WALNUT CREEK, Calif. - Add chief financial officers to the list of items on the takeout menu.
CFOs 2 Go, based in Walnut Creek, offers start-up and emerging growth companies the opportunity to tap into the knowledge and skills of experienced CFOs, while staying within their often limited budgets.
"We offer only the best and the brightest people," explained Robert Weis, himself a "managing CFO."
"Initially we were a consulting firm that did primarily consulting and part-time staffing. Today, most of our CFOs provide certain expertise that individual companies are looking for as a result of their business plan."
Mr. Weis cited as an example "IPO CFOs," financial officers who are experienced and skilled at taking companies - particularly emerging growth firms - public. "That person would typically go in, at first, about one day a week and evaluate the company relative to an IPO," he explained. "Other part-time services we offer include an international CFO program, for strong domestic companies who need expertise to develop international business. We also have bankruptcy CFOs, right-sizing CFOs and so forth."

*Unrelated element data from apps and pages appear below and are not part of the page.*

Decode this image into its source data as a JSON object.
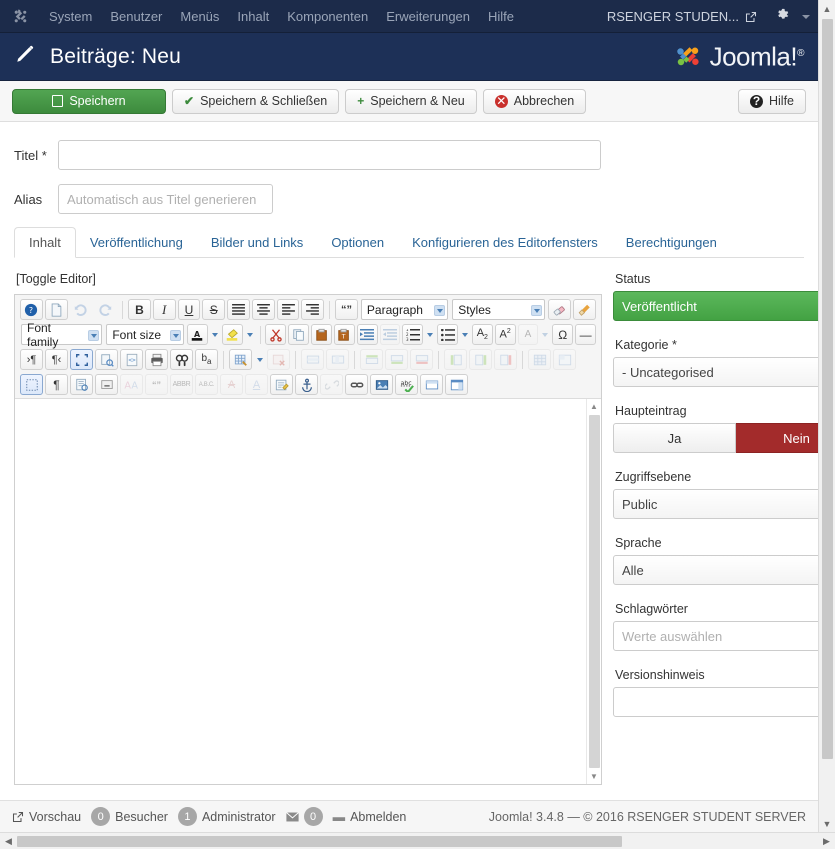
{
  "topbar": {
    "logo_icon": "joomla-logo-icon",
    "menu": [
      {
        "label": "System"
      },
      {
        "label": "Benutzer"
      },
      {
        "label": "Menüs"
      },
      {
        "label": "Inhalt"
      },
      {
        "label": "Komponenten"
      },
      {
        "label": "Erweiterungen"
      },
      {
        "label": "Hilfe"
      }
    ],
    "site_name": "RSENGER STUDEN...",
    "external_link_icon": "external-link-icon",
    "gear_icon": "gear-icon",
    "caret_icon": "chevron-down-icon"
  },
  "subheader": {
    "icon": "pencil-icon",
    "title": "Beiträge: Neu",
    "brand": "Joomla!",
    "brand_sup": "®"
  },
  "toolbar": {
    "save_label": "Speichern",
    "save_close_label": "Speichern & Schließen",
    "save_new_label": "Speichern & Neu",
    "cancel_label": "Abbrechen",
    "help_label": "Hilfe"
  },
  "form": {
    "title_label": "Titel",
    "title_required": "*",
    "title_value": "",
    "title_placeholder": "",
    "alias_label": "Alias",
    "alias_value": "",
    "alias_placeholder": "Automatisch aus Titel generieren"
  },
  "tabs": [
    {
      "label": "Inhalt",
      "active": true
    },
    {
      "label": "Veröffentlichung",
      "active": false
    },
    {
      "label": "Bilder und Links",
      "active": false
    },
    {
      "label": "Optionen",
      "active": false
    },
    {
      "label": "Konfigurieren des Editorfensters",
      "active": false
    },
    {
      "label": "Berechtigungen",
      "active": false
    }
  ],
  "editor": {
    "toggle_label": "[Toggle Editor]",
    "content": "",
    "selects": {
      "paragraph": "Paragraph",
      "styles": "Styles",
      "font_family": "Font family",
      "font_size": "Font size"
    },
    "rows": [
      {
        "buttons": [
          {
            "name": "help-icon",
            "state": "box"
          },
          {
            "name": "new-document-icon",
            "state": "box"
          },
          {
            "name": "undo-icon",
            "state": "dis"
          },
          {
            "name": "redo-icon",
            "state": "dis"
          },
          {
            "name": "sep"
          },
          {
            "name": "bold-icon",
            "state": "box"
          },
          {
            "name": "italic-icon",
            "state": "box"
          },
          {
            "name": "underline-icon",
            "state": "box"
          },
          {
            "name": "strikethrough-icon",
            "state": "box"
          },
          {
            "name": "align-justify-icon",
            "state": "box"
          },
          {
            "name": "align-center-icon",
            "state": "box"
          },
          {
            "name": "align-left-icon",
            "state": "box"
          },
          {
            "name": "align-right-icon",
            "state": "box"
          },
          {
            "name": "sep"
          },
          {
            "name": "blockquote-icon",
            "state": "box"
          }
        ]
      }
    ]
  },
  "sidebar": {
    "status": {
      "label": "Status",
      "value": "Veröffentlicht"
    },
    "category": {
      "label": "Kategorie",
      "required": "*",
      "value": "- Uncategorised"
    },
    "featured": {
      "label": "Haupteintrag",
      "yes": "Ja",
      "no": "Nein",
      "selected": "Nein"
    },
    "access": {
      "label": "Zugriffsebene",
      "value": "Public"
    },
    "language": {
      "label": "Sprache",
      "value": "Alle"
    },
    "tags": {
      "label": "Schlagwörter",
      "placeholder": "Werte auswählen",
      "value": ""
    },
    "version_note": {
      "label": "Versionshinweis",
      "value": ""
    }
  },
  "statusbar": {
    "preview_icon": "external-link-icon",
    "preview_label": "Vorschau",
    "visitors_count": "0",
    "visitors_label": "Besucher",
    "admins_count": "1",
    "admins_label": "Administrator",
    "messages_icon": "envelope-icon",
    "messages_count": "0",
    "logout_label": "Abmelden",
    "copyright": "Joomla! 3.4.8  —  © 2016 RSENGER STUDENT SERVER"
  },
  "colors": {
    "topbar_bg": "#1c2b4a",
    "subheader_bg": "#1d3057",
    "primary_green": "#43a047",
    "danger_red": "#a32b2b",
    "link_blue": "#2a6496"
  }
}
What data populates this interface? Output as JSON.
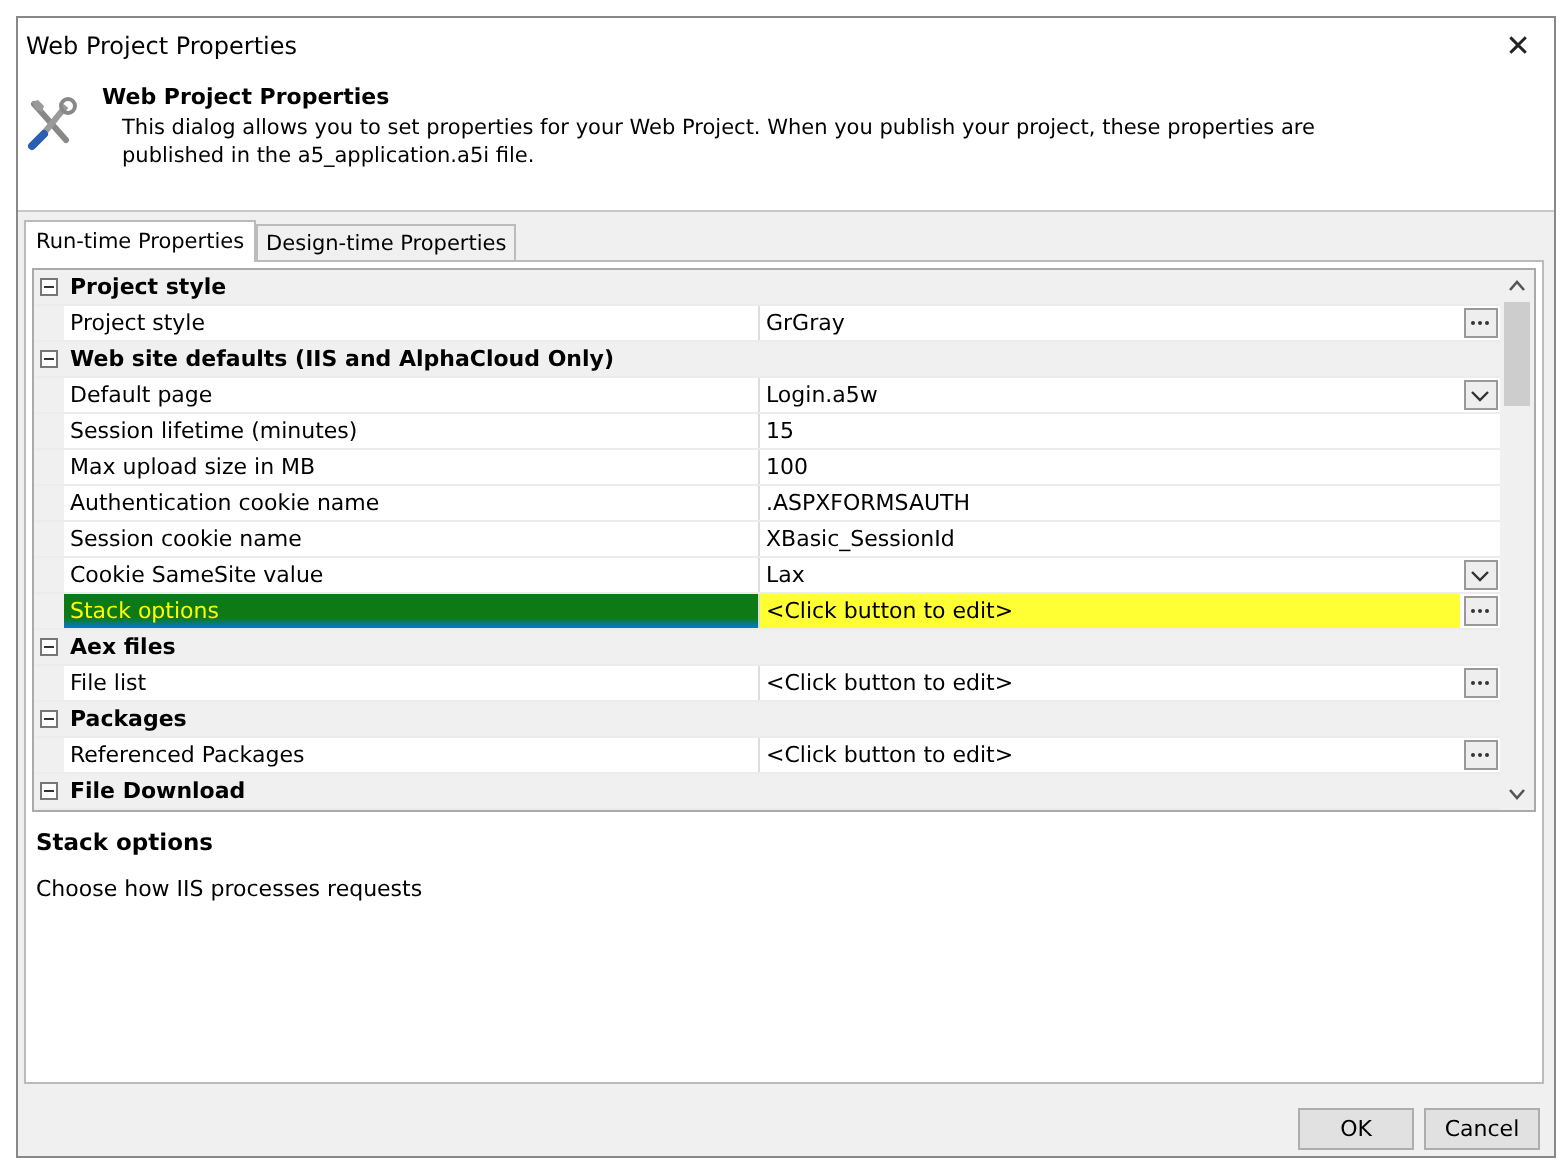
{
  "window": {
    "title": "Web Project Properties",
    "close": "✕"
  },
  "header": {
    "title": "Web Project Properties",
    "description": "This dialog allows you to set properties for your Web Project. When you publish your project, these properties are published in the a5_application.a5i file."
  },
  "tabs": [
    {
      "label": "Run-time Properties",
      "selected": true
    },
    {
      "label": "Design-time Properties",
      "selected": false
    }
  ],
  "grid": {
    "rows": [
      {
        "kind": "category",
        "label": "Project style",
        "expanded": true
      },
      {
        "kind": "ellipsis",
        "label": "Project style",
        "value": "GrGray",
        "selected": false
      },
      {
        "kind": "category",
        "label": "Web site defaults (IIS and AlphaCloud Only)",
        "expanded": true
      },
      {
        "kind": "dropdown",
        "label": "Default page",
        "value": "Login.a5w",
        "selected": false
      },
      {
        "kind": "text",
        "label": "Session lifetime (minutes)",
        "value": "15",
        "selected": false
      },
      {
        "kind": "text",
        "label": "Max upload size in MB",
        "value": "100",
        "selected": false
      },
      {
        "kind": "text",
        "label": "Authentication cookie name",
        "value": ".ASPXFORMSAUTH",
        "selected": false
      },
      {
        "kind": "text",
        "label": "Session cookie name",
        "value": "XBasic_SessionId",
        "selected": false
      },
      {
        "kind": "dropdown",
        "label": "Cookie SameSite value",
        "value": "Lax",
        "selected": false
      },
      {
        "kind": "ellipsis",
        "label": "Stack options",
        "value": "<Click button to edit>",
        "selected": true
      },
      {
        "kind": "category",
        "label": "Aex files",
        "expanded": true
      },
      {
        "kind": "ellipsis",
        "label": "File list",
        "value": "<Click button to edit>",
        "selected": false
      },
      {
        "kind": "category",
        "label": "Packages",
        "expanded": true
      },
      {
        "kind": "ellipsis",
        "label": "Referenced Packages",
        "value": "<Click button to edit>",
        "selected": false
      },
      {
        "kind": "category",
        "label": "File Download",
        "expanded": true
      }
    ]
  },
  "help": {
    "title": "Stack options",
    "text": "Choose how IIS processes requests"
  },
  "buttons": [
    {
      "label": "OK"
    },
    {
      "label": "Cancel"
    }
  ]
}
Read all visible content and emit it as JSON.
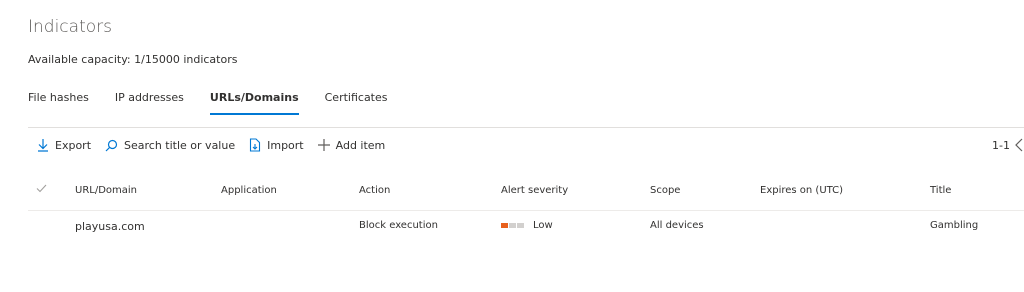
{
  "page": {
    "title": "Indicators",
    "capacity": "Available capacity:  1/15000 indicators"
  },
  "tabs": [
    {
      "label": "File hashes"
    },
    {
      "label": "IP addresses"
    },
    {
      "label": "URLs/Domains",
      "active": true
    },
    {
      "label": "Certificates"
    }
  ],
  "toolbar": {
    "export": "Export",
    "search": "Search title or value",
    "import": "Import",
    "add": "Add item"
  },
  "pager": {
    "range": "1-1"
  },
  "table": {
    "columns": [
      "URL/Domain",
      "Application",
      "Action",
      "Alert severity",
      "Scope",
      "Expires on (UTC)",
      "Title"
    ],
    "rows": [
      {
        "url": "playusa.com",
        "application": "",
        "action": "Block execution",
        "severity": "Low",
        "severity_level": 1,
        "scope": "All devices",
        "expires": "",
        "title": "Gambling"
      }
    ]
  },
  "colors": {
    "accent": "#0078d4",
    "severity_on": "#e8601c",
    "severity_off": "#d2d0ce"
  }
}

Mr. Weis added CFOs have to be capable of "not only administrating, but often initiating benefit plans. That is especially true in the Silicon Valley area." He said benefits are seen by high-growth companies as "an enormous tool to attract top-notch people," and CFOs have to bring those skills with them.
For all the specialized CFO programs, he said, the candidates are required to have succeeded in their specialty "at least five times." If, for example, a CFO is being considered for a company examining either a merger or acquisition, the candidate must have "gone through precisely the expertise they're being hired for on at least five occasions."
But ordering a CFO 2 Go is more complex than your average takeout order. It involves more than just matching the CFO to the company. As a Northern California company whose clients reflect their region, he stressed "lifestyle" choices play a large role in placing part-time CFOs.
"The reasons most of our CFOs are working part-time is that they've reached a point in their lives that they want to balance their personal and professional objectives," said Mr. Weis.
He cited as typical one CFO who had taken "major, major companies" public and only wanted to work two or three days a week. "That freed him up to ride his horses the rest of the week," Mr. Weis said.
Although CFO placement is his firm's specialty, the company also is involved in executive recruitment and placement services.
According to Mr. Weis, today's market for CFOs has evolved into a choice of two distinct career options. The first demands a skilled financial executive offers "broad skill sets providing input into a lot of different industries." Failing that, a CFO must be a "very narrow expert, and you'd better be a good one. It's best not to find yourself as a CFO only able to do IPOs for a manufacturing company."
The better of the choices, he said, is for a CFO to be an expert in more than one company or skill set.